┌────────

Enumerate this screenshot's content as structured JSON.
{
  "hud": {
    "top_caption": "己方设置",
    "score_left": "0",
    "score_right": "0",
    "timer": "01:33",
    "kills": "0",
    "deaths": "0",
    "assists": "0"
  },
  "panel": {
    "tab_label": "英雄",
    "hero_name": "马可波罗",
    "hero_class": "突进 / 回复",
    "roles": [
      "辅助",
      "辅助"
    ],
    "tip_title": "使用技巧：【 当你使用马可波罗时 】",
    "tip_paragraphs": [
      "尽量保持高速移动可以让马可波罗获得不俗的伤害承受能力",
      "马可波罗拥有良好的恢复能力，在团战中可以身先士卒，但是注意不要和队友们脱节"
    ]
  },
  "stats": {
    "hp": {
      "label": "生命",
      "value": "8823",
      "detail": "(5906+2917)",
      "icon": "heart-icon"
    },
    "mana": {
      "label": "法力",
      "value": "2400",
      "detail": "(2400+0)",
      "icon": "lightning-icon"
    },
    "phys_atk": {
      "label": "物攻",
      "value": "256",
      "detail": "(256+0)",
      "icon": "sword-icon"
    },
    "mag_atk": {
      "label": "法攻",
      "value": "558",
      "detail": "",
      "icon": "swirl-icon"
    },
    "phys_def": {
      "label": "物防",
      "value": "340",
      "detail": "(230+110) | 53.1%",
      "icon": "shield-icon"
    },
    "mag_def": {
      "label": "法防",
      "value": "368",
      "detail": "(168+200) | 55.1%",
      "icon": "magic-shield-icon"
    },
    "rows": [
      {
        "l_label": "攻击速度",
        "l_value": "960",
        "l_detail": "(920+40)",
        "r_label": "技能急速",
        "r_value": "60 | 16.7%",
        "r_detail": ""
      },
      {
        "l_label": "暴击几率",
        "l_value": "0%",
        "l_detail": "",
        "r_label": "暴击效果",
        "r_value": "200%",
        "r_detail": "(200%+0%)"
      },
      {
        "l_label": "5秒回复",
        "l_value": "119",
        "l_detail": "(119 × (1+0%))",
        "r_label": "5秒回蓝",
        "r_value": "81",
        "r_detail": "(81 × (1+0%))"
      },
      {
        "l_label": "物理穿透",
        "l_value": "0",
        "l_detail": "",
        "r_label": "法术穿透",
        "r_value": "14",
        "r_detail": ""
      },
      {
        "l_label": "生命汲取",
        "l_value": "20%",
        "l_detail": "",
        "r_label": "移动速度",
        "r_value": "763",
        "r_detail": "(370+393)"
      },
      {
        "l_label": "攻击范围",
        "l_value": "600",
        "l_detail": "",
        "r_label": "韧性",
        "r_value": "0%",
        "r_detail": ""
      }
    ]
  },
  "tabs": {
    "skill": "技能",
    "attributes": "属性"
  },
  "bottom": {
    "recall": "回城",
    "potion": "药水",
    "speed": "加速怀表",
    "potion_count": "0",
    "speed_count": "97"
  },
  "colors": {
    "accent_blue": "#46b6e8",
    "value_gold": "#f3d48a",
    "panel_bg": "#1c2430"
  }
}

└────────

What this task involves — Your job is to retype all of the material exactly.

Problem solution —
Enumerate this screenshot's content as structured JSON.
{
  "hud": {
    "top_caption": "己方设置",
    "score_left": "0",
    "score_right": "0",
    "timer": "01:33",
    "kills": "0",
    "deaths": "0",
    "assists": "0"
  },
  "panel": {
    "tab_label": "英雄",
    "hero_name": "马可波罗",
    "hero_class": "突进 / 回复",
    "roles": [
      "辅助",
      "辅助"
    ],
    "tip_title": "使用技巧：【 当你使用马可波罗时 】",
    "tip_paragraphs": [
      "尽量保持高速移动可以让马可波罗获得不俗的伤害承受能力",
      "马可波罗拥有良好的恢复能力，在团战中可以身先士卒，但是注意不要和队友们脱节"
    ]
  },
  "stats": {
    "hp": {
      "label": "生命",
      "value": "8823",
      "detail": "(5906+2917)",
      "icon": "heart-icon"
    },
    "mana": {
      "label": "法力",
      "value": "2400",
      "detail": "(2400+0)",
      "icon": "lightning-icon"
    },
    "phys_atk": {
      "label": "物攻",
      "value": "256",
      "detail": "(256+0)",
      "icon": "sword-icon"
    },
    "mag_atk": {
      "label": "法攻",
      "value": "558",
      "detail": "",
      "icon": "swirl-icon"
    },
    "phys_def": {
      "label": "物防",
      "value": "340",
      "detail": "(230+110) | 53.1%",
      "icon": "shield-icon"
    },
    "mag_def": {
      "label": "法防",
      "value": "368",
      "detail": "(168+200) | 55.1%",
      "icon": "magic-shield-icon"
    },
    "rows": [
      {
        "l_label": "攻击速度",
        "l_value": "960",
        "l_detail": "(920+40)",
        "r_label": "技能急速",
        "r_value": "60 | 16.7%",
        "r_detail": ""
      },
      {
        "l_label": "暴击几率",
        "l_value": "0%",
        "l_detail": "",
        "r_label": "暴击效果",
        "r_value": "200%",
        "r_detail": "(200%+0%)"
      },
      {
        "l_label": "5秒回复",
        "l_value": "119",
        "l_detail": "(119 × (1+0%))",
        "r_label": "5秒回蓝",
        "r_value": "81",
        "r_detail": "(81 × (1+0%))"
      },
      {
        "l_label": "物理穿透",
        "l_value": "0",
        "l_detail": "",
        "r_label": "法术穿透",
        "r_value": "14",
        "r_detail": ""
      },
      {
        "l_label": "生命汲取",
        "l_value": "20%",
        "l_detail": "",
        "r_label": "移动速度",
        "r_value": "763",
        "r_detail": "(370+393)"
      },
      {
        "l_label": "攻击范围",
        "l_value": "600",
        "l_detail": "",
        "r_label": "韧性",
        "r_value": "0%",
        "r_detail": ""
      }
    ]
  },
  "tabs": {
    "skill": "技能",
    "attributes": "属性"
  },
  "bottom": {
    "recall": "回城",
    "potion": "药水",
    "speed": "加速怀表",
    "potion_count": "0",
    "speed_count": "97"
  },
  "colors": {
    "accent_blue": "#46b6e8",
    "value_gold": "#f3d48a",
    "panel_bg": "#1c2430"
  }
}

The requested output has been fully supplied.